In fact, the prose magazines did continue the tradition of the heroic superhuman throughout the 1940s and ’50s, and yet even as the trope died out there, especially in the 1950s shift to the paperback market, this era set the archetypes for modern adventure protagonists, whatever their stylized self-consciousness or relative complexity. Indeed, it seems no accident that Joseph Campbell’s The Hero with a Thousand Faces was published in 1949, at the height of this pop culture craze (a decade before Anglo-America really began to question itself).
But the height of the superhuman hero in Golden Age prose sf was oddly enough, perhaps even by design, never going to have the broadest cultural appeal—as in beyond feverish white incel boys. Still, 1940’s “Slan” by A.E. van Vogt, published as a novel in 1946, was an instant hit with Golden Age readers, and it remains one of the most famous sf texts from that era.
This 200-page story introduced the titular Slans as what the SFE terms a “pariah elite,” a phrase coined by critic Roz Kaveney “as shorthand for the common genre trope of a specifically gifted but also distrusted, feared, and/or persecuted minority.” Sound familiar? In Slan, this is presented as an offshoot mutant race who are all telepaths and must remain in hiding from a humanity that hates and fears them—but that is also envious of their inborn psi powers and superhuman physical traits, including an accelerated healing factor. The human world is effectively a police state seeking the Slans’ annihilation even as the persecuted try to save themselves and a bigoted world imperiled not just by humanity’s “racial” hatred but that of another mutant faction, what one could easily call a “brotherhood of evil mutants.”
All the Children of the Atom
We’ll expand on this story and its themes only a little bit further in the next piece, but of greater relevance will be a much more welcoming story for modern readers, Children of the Atom by Wilmar Shiras (1953), composed of three earlier published novellas, the first of which, 1948’s “In Hiding,” was a direct influence on Stan Lee and Jack Kirby’s X-Men.
It is truly remarkable, though, that very few of us know that the immediate Ur text for the OG X-Men was written by a woman (which may have been easy to overlook at the time given that Wilmar, despite not being her penname, is definitely a historically male-gendered name).
For now, we’ll leave off with brief mention of two other “mutant” texts that are much less well known today but were likely influential on the X-Men as well, at least indirectly. We’ll return to these in our next entry, as well. In fact, Olaf Stapledon’s Odd John (1935) probably influenced Wilmar Shiras’ Children of the Atom. More in the pulp tradition is Mutant (1953), collecting the “Baldy” tales of Henry Kuttner and C. L. Moore.

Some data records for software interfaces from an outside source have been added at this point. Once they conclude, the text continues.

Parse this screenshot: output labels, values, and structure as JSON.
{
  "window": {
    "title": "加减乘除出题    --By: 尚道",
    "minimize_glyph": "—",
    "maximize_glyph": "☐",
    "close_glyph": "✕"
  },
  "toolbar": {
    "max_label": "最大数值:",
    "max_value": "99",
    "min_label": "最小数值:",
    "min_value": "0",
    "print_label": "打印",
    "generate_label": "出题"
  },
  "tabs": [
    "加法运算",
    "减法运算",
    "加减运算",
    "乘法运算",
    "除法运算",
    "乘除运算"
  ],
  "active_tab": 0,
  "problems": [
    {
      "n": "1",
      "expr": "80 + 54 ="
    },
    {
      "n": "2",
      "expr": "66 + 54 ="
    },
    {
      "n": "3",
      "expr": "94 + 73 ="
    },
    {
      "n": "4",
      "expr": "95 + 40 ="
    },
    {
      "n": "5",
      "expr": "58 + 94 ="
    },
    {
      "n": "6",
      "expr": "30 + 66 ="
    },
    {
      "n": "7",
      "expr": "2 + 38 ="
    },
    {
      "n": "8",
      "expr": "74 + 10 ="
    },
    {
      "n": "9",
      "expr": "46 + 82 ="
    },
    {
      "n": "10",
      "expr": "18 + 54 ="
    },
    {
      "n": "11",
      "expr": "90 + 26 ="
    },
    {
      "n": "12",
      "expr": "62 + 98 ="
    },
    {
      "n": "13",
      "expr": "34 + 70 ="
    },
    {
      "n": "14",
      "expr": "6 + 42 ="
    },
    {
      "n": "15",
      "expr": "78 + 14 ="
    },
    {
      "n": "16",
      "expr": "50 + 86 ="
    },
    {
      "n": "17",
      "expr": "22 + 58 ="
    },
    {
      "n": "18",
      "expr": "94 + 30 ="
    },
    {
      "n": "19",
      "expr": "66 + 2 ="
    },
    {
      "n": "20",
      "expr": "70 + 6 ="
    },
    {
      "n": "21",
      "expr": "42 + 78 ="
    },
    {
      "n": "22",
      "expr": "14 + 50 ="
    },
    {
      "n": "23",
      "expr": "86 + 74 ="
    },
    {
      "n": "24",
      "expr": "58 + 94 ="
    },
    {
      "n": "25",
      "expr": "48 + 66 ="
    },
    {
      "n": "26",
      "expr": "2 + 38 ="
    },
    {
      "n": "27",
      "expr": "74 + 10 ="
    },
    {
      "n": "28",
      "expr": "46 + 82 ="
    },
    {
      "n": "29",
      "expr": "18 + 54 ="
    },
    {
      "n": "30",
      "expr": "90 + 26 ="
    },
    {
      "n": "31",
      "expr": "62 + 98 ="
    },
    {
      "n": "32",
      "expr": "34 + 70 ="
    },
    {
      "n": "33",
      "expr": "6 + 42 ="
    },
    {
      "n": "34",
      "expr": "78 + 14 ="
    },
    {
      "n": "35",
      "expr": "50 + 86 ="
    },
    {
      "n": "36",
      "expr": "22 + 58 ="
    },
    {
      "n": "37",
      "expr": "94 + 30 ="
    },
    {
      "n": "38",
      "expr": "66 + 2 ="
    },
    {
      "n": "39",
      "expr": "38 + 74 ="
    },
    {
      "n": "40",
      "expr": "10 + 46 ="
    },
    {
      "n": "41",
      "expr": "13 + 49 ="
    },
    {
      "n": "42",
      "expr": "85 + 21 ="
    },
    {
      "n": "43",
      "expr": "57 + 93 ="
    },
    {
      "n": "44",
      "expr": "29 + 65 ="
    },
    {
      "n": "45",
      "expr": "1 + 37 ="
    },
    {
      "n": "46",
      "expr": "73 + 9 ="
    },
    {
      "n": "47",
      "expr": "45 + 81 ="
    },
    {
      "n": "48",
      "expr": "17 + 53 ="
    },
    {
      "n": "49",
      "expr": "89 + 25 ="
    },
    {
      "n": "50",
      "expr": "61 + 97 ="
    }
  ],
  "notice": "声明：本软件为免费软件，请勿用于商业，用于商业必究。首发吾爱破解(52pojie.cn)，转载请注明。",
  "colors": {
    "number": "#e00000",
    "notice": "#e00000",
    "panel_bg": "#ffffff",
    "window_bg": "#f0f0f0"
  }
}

Next time, we’ll look more closely at these and a variety of beings irradiated into superhumanity or monstrosity (like in John Wyndham’s 1950s UK classics The Chrysalids and The Midwich Cuckoos), before turning to Claremont’s adventures through space and time.